When we first got here, we were understandably interested in “French” things. We wanted to learn all the little differences and soak them up. We delighted in the fact that salad comes after dinner here and that you don’t need to refrigerate your milk or eggs. The French have a slew of official and unofficial holidays with unique ways of celebrating them. We loved the differences! Then, slowly, Paris started to lose its shine. I noticed that Asian rug stores had going-out-of-business sales every month. Episodes of Buffy The Vampire Slayer (nee, Buffy Contre Les Vampires) are always on. When low voter turnout lead to right wing political gains in the last French elections, I had to ask myself, “Is it really all that different here?”

There are also amazing scenes all over this city. I will never tire of just heading out with a camera and capturing some magic.

There are also amazing scenes all over this city. I will never tire of just heading out with a camera and capturing some magic.

Perhaps out of the realization that life in Paris isn’t too dissimilar from life back home, we are starting to revisit things we thought we had to give up while here. I have been reunited with hot sauce (and it feels so good!) We golf. Movie night is a perfectly respectable way to spend an evening, and I spent much of October waking up in the middle of the night to listen to my San Francisco Giants win the World Series. Old habits die hard and we have stopped fighting. If the French can at Burger King, is it wrong that I wear tennis shoes every once in a while? I think not.

The museum scene here is staggering, still. Malcolm is really into World War II right now, having begun reading the Henderson’s Boys books by Robert Muchamore. On our way to the World War II exhibit at the Musee de l’Armee, we detoured. Malcolm wanted to show us stuff he had seen on a field trip to the Musee d’Orsay and we happily obliged. We ended up with a relatively uncrowded viewing of Whistler’s Mother, Von Gogh’s Starry Night, sculptures by Rodin and numerous other masterpieces. Back home, we might detour to stop at the mall or grab something at Starbucks. Here, the unplanned activities involve seeing some of the most famous pieces of art in the history of the world. Like I said, staggering. This is quite the unique opportunity.

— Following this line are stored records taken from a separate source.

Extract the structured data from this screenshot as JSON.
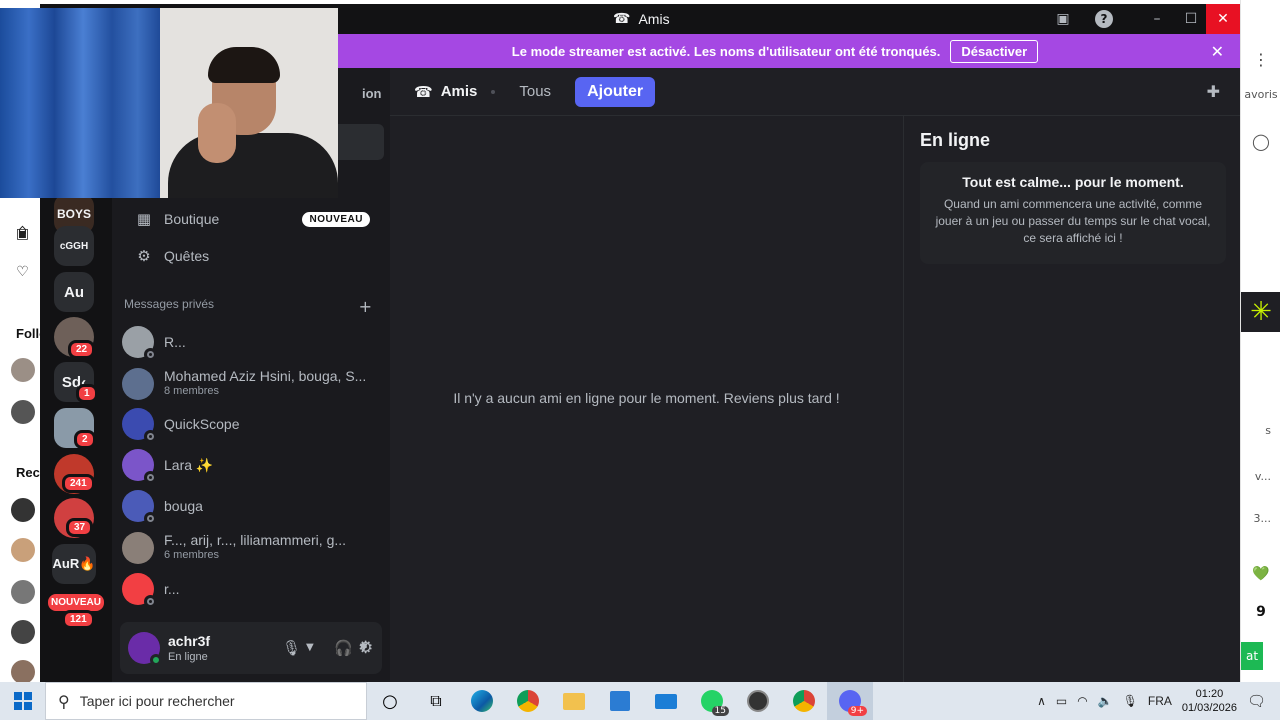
{
  "window": {
    "title": "Amis"
  },
  "banner": {
    "text": "Le mode streamer est activé. Les noms d'utilisateur ont été tronqués.",
    "button": "Désactiver"
  },
  "servers": [
    {
      "label": "BOYS"
    },
    {
      "label": "cGGH"
    },
    {
      "label": "Au"
    },
    {
      "label": "",
      "badge": "22"
    },
    {
      "label": "Sd‹",
      "badge": "1"
    },
    {
      "label": "",
      "badge": "2"
    },
    {
      "label": "",
      "badge": "241"
    },
    {
      "label": "",
      "badge": "37"
    },
    {
      "label": "AuR🔥"
    },
    {
      "label": "NOUVEAU",
      "badge": "121"
    }
  ],
  "sidebar": {
    "partial_item": "ion",
    "items": [
      {
        "label": "Boutique",
        "badge": "NOUVEAU"
      },
      {
        "label": "Quêtes"
      }
    ],
    "section_title": "Messages privés",
    "dms": [
      {
        "name": "R...",
        "sub": "",
        "color": "#9aa0a6"
      },
      {
        "name": "Mohamed Aziz Hsini, bouga, S...",
        "sub": "8 membres",
        "color": "#5d6f8f"
      },
      {
        "name": "QuickScope",
        "sub": "",
        "color": "#3b4bb0"
      },
      {
        "name": "Lara ✨",
        "sub": "",
        "color": "#7b55c9"
      },
      {
        "name": "bouga",
        "sub": "",
        "color": "#4b5bb8"
      },
      {
        "name": "F..., arij, r..., liliamammeri, g...",
        "sub": "6 membres",
        "color": "#8a7f78"
      },
      {
        "name": "r...",
        "sub": "",
        "color": "#f23f43"
      }
    ]
  },
  "user": {
    "name": "achr3f",
    "status": "En ligne"
  },
  "header": {
    "title": "Amis",
    "tabs": [
      "Tous"
    ],
    "add_button": "Ajouter"
  },
  "main": {
    "empty_message": "Il n'y a aucun ami en ligne pour le moment. Reviens plus tard !"
  },
  "activity": {
    "title": "En ligne",
    "card_title": "Tout est calme... pour le moment.",
    "card_text": "Quand un ami commencera une activité, comme jouer à un jeu ou passer du temps sur le chat vocal, ce sera affiché ici !"
  },
  "background": {
    "left_labels": [
      "Follo",
      "Rech"
    ],
    "right_labels": [
      "avoris",
      "s",
      "v...",
      "3...",
      "at"
    ]
  },
  "taskbar": {
    "search_placeholder": "Taper ici pour rechercher",
    "whatsapp_badge": "15",
    "discord_badge": "9+",
    "language": "FRA",
    "time": "01:20",
    "date": "01/03/2026"
  }
}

The Eiffel Tower is like a dead whale being eaten by a pack of sharks. You wouldn't want to get close (tourists, pickpockets, etc.) but afar: pretty cool.

The Eiffel Tower is like a dead whale being eaten by a pack of sharks. You wouldn’t want to get close (tourists, pickpockets, etc.) but from afar: pretty cool.

The food scene in Paris is radically different than we would have guessed upon arrival. The charming open air markets that dot the landscape here sell factory farmed fruits and vegetables from decidedly un-French places like North Africa and South America. Hamburgers are a hot commodity on menus here. 70-90% of Parisian restaurants are reheating frozen food. Mind you, the onion soup made in centralized kitchens is pretty good, but then again, so is an Awesome Blossom. If you want to find fresh food prepared by real chefs at a restaurant, you have to work much harder than you think. The processed food industry has hit the French food scene and hit it hard.

So, there you have it, the state of our state of mind, if you will. To be sure, France has changed us, but not as much as I might have thought. We have a little over seven months left in our adventure, and nobody knows what we have in store. Actually, now that I come to think of it, the Germans in the hot tub said something about knowing our future. If only I could remember…